Grammar of enterprise modelling

Grammar of enterprise modelling


The "grammar" presented here is intended to be a brief, summarizing guide to the CyberEnterprise enterprise model. The individual bullet points should always be seen in conjunction with the previous sections.

Information Models

  • Information models are initially only purely linguistically formed structures of words/phrases.
  • Consequently, information models obey the usual grammatical categories of natural languages. (Example: companies, parts, outgoing invoices, date are nouns, add, subtract, calculate are verbs, earliest, lowest, maximum are adverbs or adjectives)
  • Each information unit of an information model must therefore be able to be described exactly in terms of language.

Data fields, entities and relations

  • Data fields are the smallest information units of an information model.
  • Data (fields) are formed from simple and/or complex data types (objects). (Example: text (STRING, MULTIPLE_STRING), real numbers with or without unit (INTEGER, CX_NUMERIC, CX_FLOAT, CX_VALUE), date (CX_DATE, CX_SPAN_DATE, CX_PERIODIC_DATE))
  • Data (fields) are grouped into semantically related entities (classes). (Example Person CX_PERSON, Part/Article CX_ITEM)
  • Entities can be restricted in their validity depending on their use (validity, security, domains).
  • Entities can be extended by any entities, data (fields) and/or relations (container principle, slots).
  • Relationships between entities are basically to be regarded as mutual (back references), but cannot be implemented in this way for purely technical reasons.
  • Existence or non-existence of data (fields), entities and/or relations in an entity has per se its own information content.
  • Relationships themselves can be extended or changed in their information content (wrapper concept, description of the edge).
  • Entities, their data (fields) and the relations to other entities are defined and manipulated with the help of an IT system.

Company model

  • An enterprise model defines a (technically) fundamental but (business-oriented) limited or expandable network of relationships between entities.
  • The (technical) network of relationships between these (technically) different entities is independent of its use.
  • A use-case only defines the scope of use and the view on data (fields) and their relations among each other, but not its (technical) basic structure.
  • Identical (technical) entities can be distinguished in their (business-oriented) use (concept of pseudo-classes).
  • Entities of an enterprise model are (technically) differentiated into information data (Basis objects), master data (business objects), transaction data (transactions (OLTP)) and accounts (data cubes (OLAP)).

Master data

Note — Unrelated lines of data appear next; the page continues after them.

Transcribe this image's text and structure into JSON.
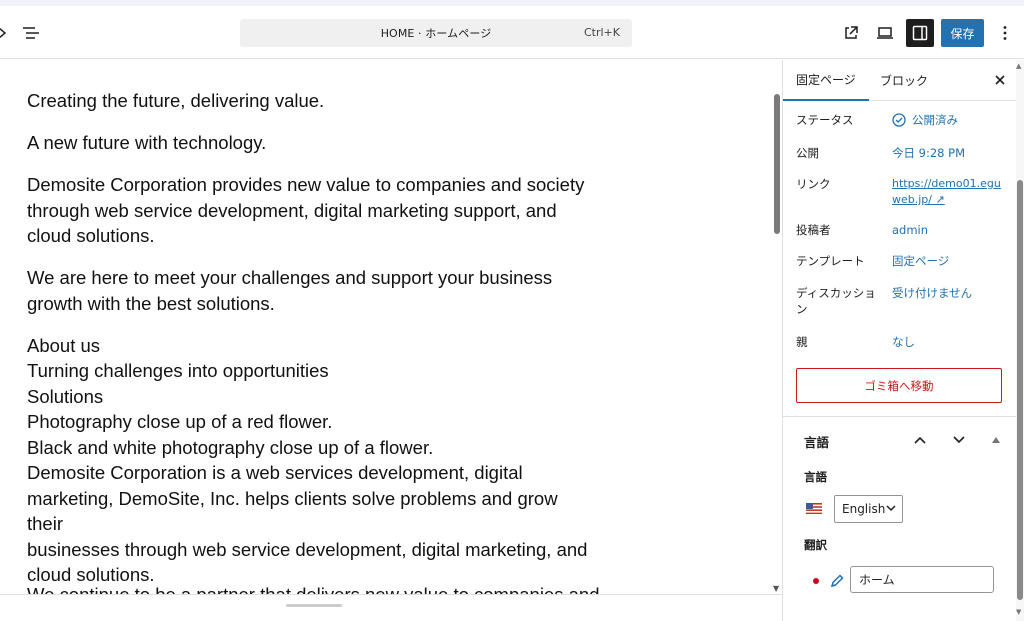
{
  "header": {
    "command_title": "HOME · ホームページ",
    "shortcut": "Ctrl+K",
    "save_label": "保存"
  },
  "content": {
    "paragraphs": [
      [
        "Creating the future, delivering value."
      ],
      [
        "A new future with technology."
      ],
      [
        "Demosite Corporation provides new value to companies and society",
        "through web service development, digital marketing support, and",
        "cloud solutions."
      ],
      [
        "We are here to meet your challenges and support your business",
        "growth with the best solutions."
      ],
      [
        "About us",
        "Turning challenges into opportunities",
        "Solutions",
        "Photography close up of a red flower.",
        "Black and white photography close up of a flower.",
        "Demosite Corporation is a web services development, digital",
        "marketing, DemoSite, Inc. helps clients solve problems and grow their",
        "businesses through web service development, digital marketing, and",
        "cloud solutions."
      ]
    ],
    "cut_line": "We continue to be a partner that delivers new value to companies and"
  },
  "sidebar": {
    "tabs": [
      "固定ページ",
      "ブロック"
    ],
    "rows": [
      {
        "label": "ステータス",
        "value": "公開済み"
      },
      {
        "label": "公開",
        "value": "今日 9:28 PM"
      },
      {
        "label": "リンク",
        "value": "https://demo01.eguweb.jp/ ↗"
      },
      {
        "label": "投稿者",
        "value": "admin"
      },
      {
        "label": "テンプレート",
        "value": "固定ページ"
      },
      {
        "label": "ディスカッション",
        "value": "受け付けません"
      },
      {
        "label": "親",
        "value": "なし"
      }
    ],
    "trash_label": "ゴミ箱へ移動",
    "language_panel": {
      "title": "言語",
      "language_label": "言語",
      "language_value": "English",
      "translation_label": "翻訳",
      "translation_value": "ホーム"
    }
  },
  "colors": {
    "accent": "#2271b1",
    "danger": "#cc1818",
    "dark": "#1e1e1e"
  }
}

  • "Master data" is divided into "real things" (material, tangible) and "concepts" (immaterial, non-tangible).
  • "Terms" stand for themselves or have a relationship to "real things". In this context, you have the task of describing the properties/function of real things (role concept). (Example: Company (material)/customer (immaterial), building (material)/warehouse (immaterial))
  • "Real things" can be related to any number of "terms" and/or extended by any number of "terms".
  • "Terms" can(should) only be related to other "terms" if the "terms" are orthogonal to each other. (Example: cost center / warehouse)
  • "Master data" can be categorized/structured. (Example: companies by sales areas, articles by article groups)
  • "Master data" are described in more detail by means of "Information data". (see section Data fields, entities and relations)
  • "Master data" form the focus for "Transaction data".
  • "Master data" can have any number of "accounts" (monitors) defined from different processing aspects, which hold the corresponding "transaction data". (Example: Financial accounting account with journal data, customer sales account with A/R invoices)

Motion data

  • "Transaction data" can be booked and unbooked with rules (business logic).
  • "Transaction data" changes the status and accounts of related "master data" during each posting transaction using the data (fields) accessible via "transaction data" (business process I). (Example transaction (rule) description for goods receipt document: Quantity delivered increases the stock of an article warehouse account)
  • "Transaction data" changes its own status with every posting activity (business process II). (Example: Order status: opened, issued, ordered, cancelled)
  • "Transaction data" has "transaction data" as predecessor and successor (business process III). (predecessors and successors relations)


  • "Accounts" have any number of sub-accounts of any dimensions, which are created automatically by means of rules.
  • "Accounts" and their sub-accounts are only posted to using rules, i.e. setting and changing data (fields) and registering or deregistering "transaction data".
  • "Accounts" and their sub-accounts support the "drill-down" up to "transaction data". "Accounts" and their sub-accounts support "roll-up" up to the "master data" they contain.